Ben Emmerson, the UN Special Rapporteur on Human Rights in the Covering of Terrorism, was commissioned in January, for the UN Human Rights Council a report on the legalitat of targeted totters with drones and the victims in Pakistan, in Yemen, in Somalia and Afghanistan to create. Emmerson has traveled with a Team Pakistan to find out on site, visited numerous conferences and talked to experts. Its report makes it clear, above all, that the drone states want to keep the US, coincidence and Israel their actions in the dark.

Targeted totters with drones in legal gray zone

Reaper drone with lightfire missiles. Image: USAF


The changeover to the new standard with 128-bit ip addresses opens up the opportunity to build a next-generation european internet?

The first congress of IPv6 advocates took place in Berlin

Spirit of optimism at the 1. IPv6 Forum conference in Berlin: The European cell phone industry in particular is pushing for the adaptation of the new transmission protocol in order to achieve a "mobile Internet" of the second generation. Reason for the rush: to prevent Y2K from repeating itself on another level. Test projects for the use of IPv6 are also springing up everywhere at universities in Europe and Japan. The American computer industry is more reserved, with Sun Microsystems alone taking a clear stance with the IPv6 compatibility of its Solaris 8 Unix operating system. Router manufacturers, on the other hand, are still waiting.

The Internet is facing a generational change, necessitated by the steady growth in the number of users and the networking of cell phones, cow barriers and washing machines. "The many new services and applications will explode our idea that the Internet is just e-mail and the Web", explains Horst Westbrock from the telecommunications company Ericsson. It is already foreseeable that soon smart phones, set-top boxes, digital organizers, but also devices in the home or in the car, as well as public kiosk terminals will be permanently connected to the network. By 2005, Westbrock expects around one billion cell phone users alone to send their data over the Internet and use Web services.


At the national-religious chain

With the jerking to the wall, Israel’s Prime Minister Ariel Scharon wants to continue, despite the violent resistance of the settlers and the right against his separation plan as before

The author is founded, the tarpaulin ready for the securities payments: On high prere Israel’s administration works on the room of 21 settlements in the Gaza Strip and four other in the northern West Jordand. But Israel’s rights are determined not to accept this without a resistance, and let their muscles play: On Sunday, more than 100 formed.000 people a chain of Jerusalem to Gaza before the same evening 1.000 Likud members came to a protest event – among them almost half the half of the parliamentary group. So heated is the mood now that security experts fired, the extremists in the right bearing could reach violence when Sharon does not give up his plan.

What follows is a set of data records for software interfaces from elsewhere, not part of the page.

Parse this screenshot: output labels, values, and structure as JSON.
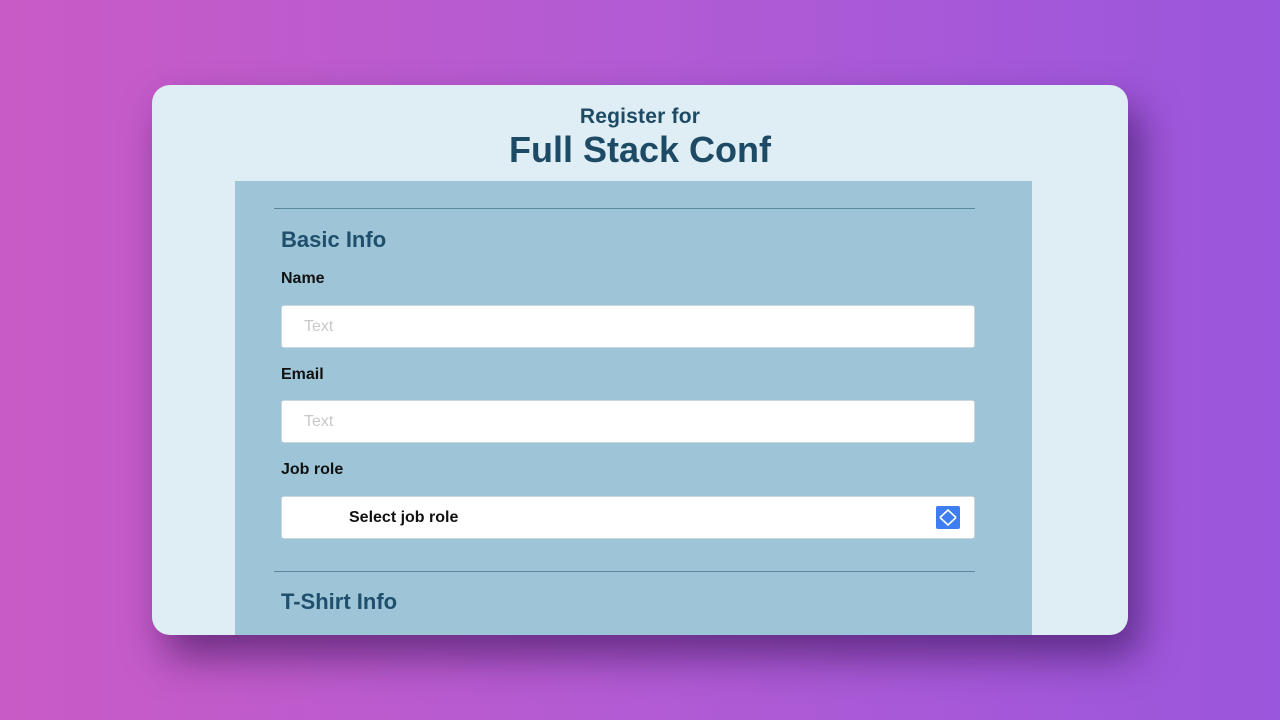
{
  "header": {
    "subtitle": "Register for",
    "title": "Full Stack Conf"
  },
  "basic_info": {
    "section_title": "Basic Info",
    "name_label": "Name",
    "name_placeholder": "Text",
    "email_label": "Email",
    "email_placeholder": "Text",
    "job_role_label": "Job role",
    "job_role_selected": "Select job role",
    "job_role_icon": "updown-chevron-icon"
  },
  "tshirt_info": {
    "section_title": "T-Shirt Info"
  },
  "colors": {
    "accent": "#3e7ef0",
    "heading": "#1d4a64",
    "panel": "#9dc5d7",
    "card": "#dfeef4"
  }
}
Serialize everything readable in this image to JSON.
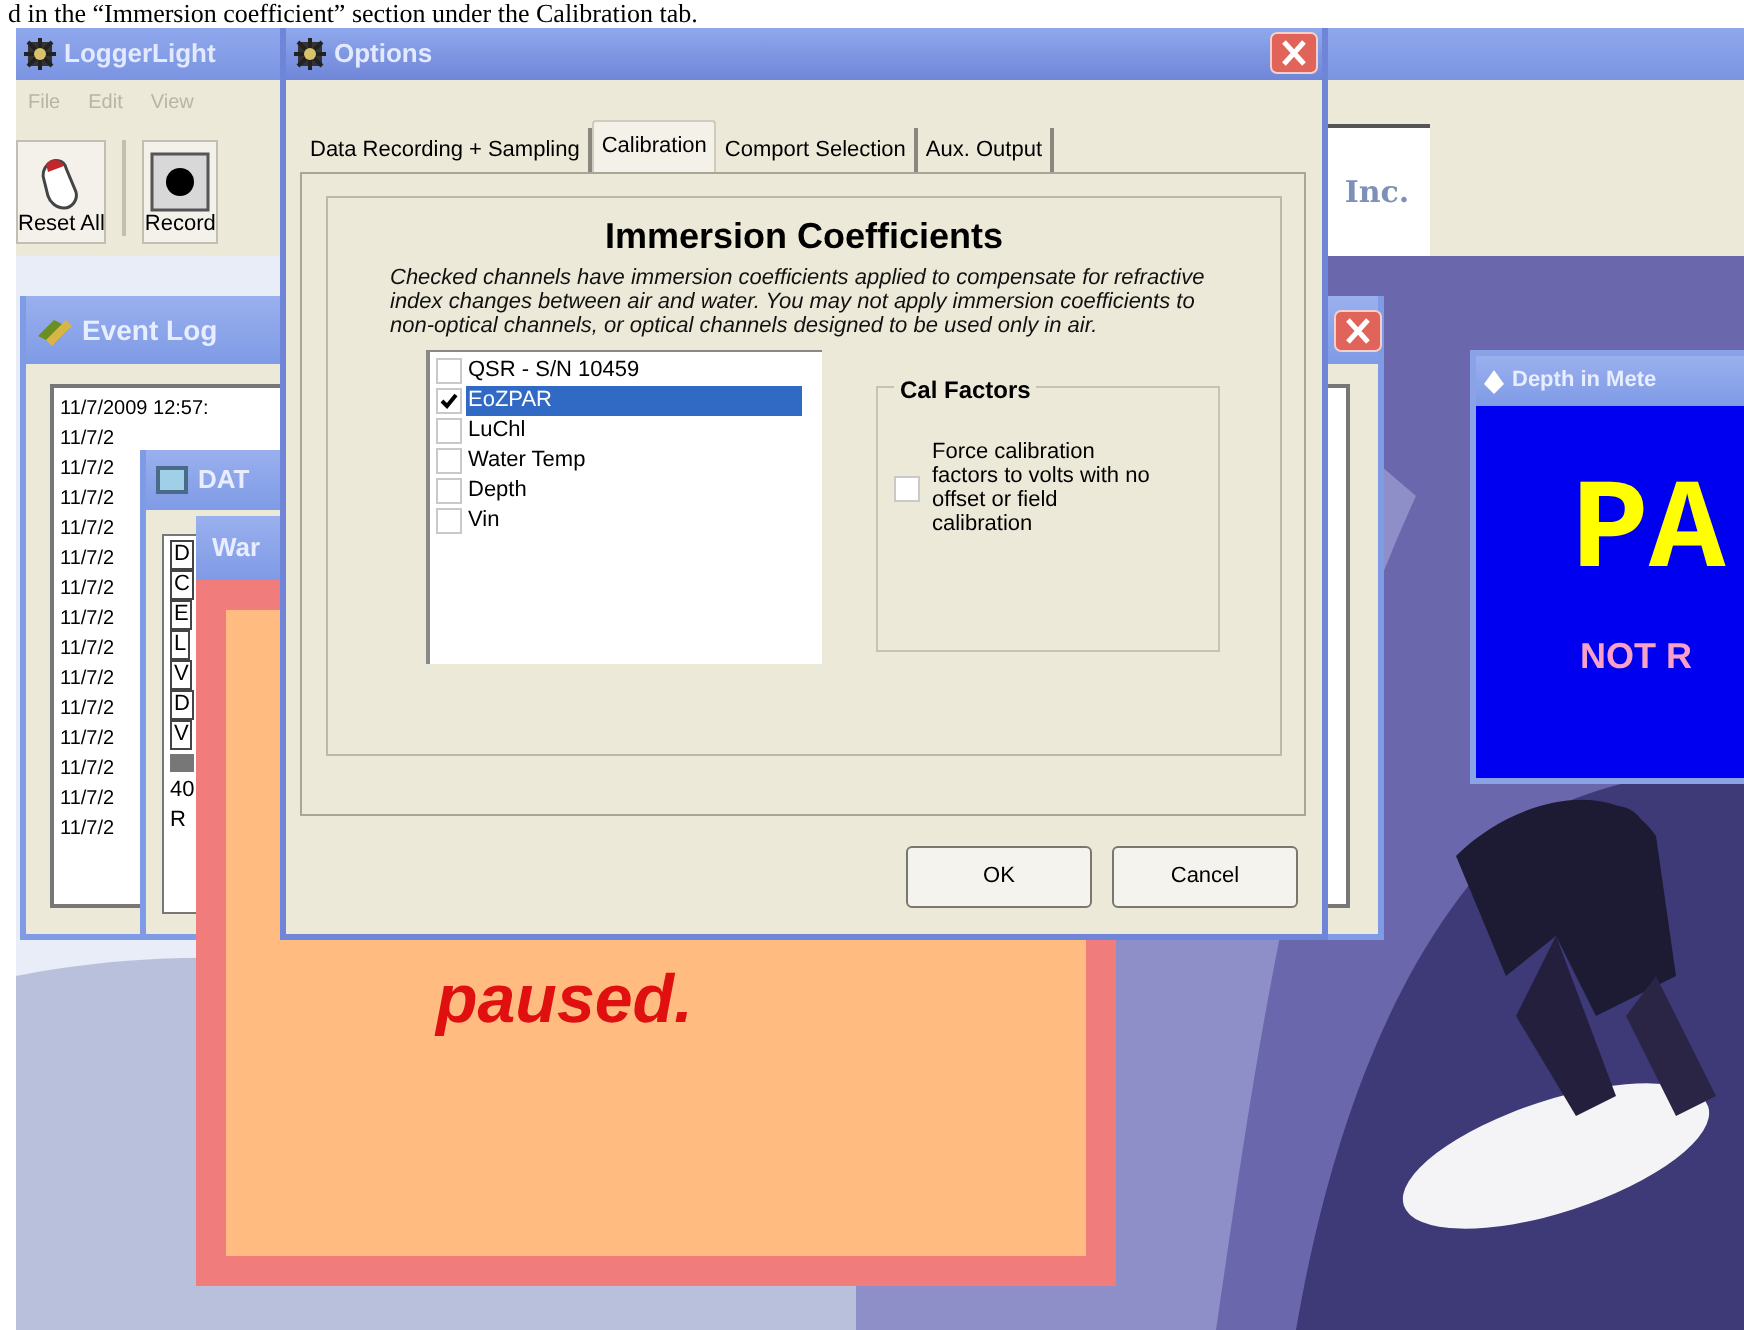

Tischa B’AW is a fasting day, which is usually perceived by most Israelis only as an arrangement: restaurants, pubs, cinemas must remain closed by law, while the rest of the public life goes on as usual. The mood is mostly protected by a mixture of disinterest and deserator boredom.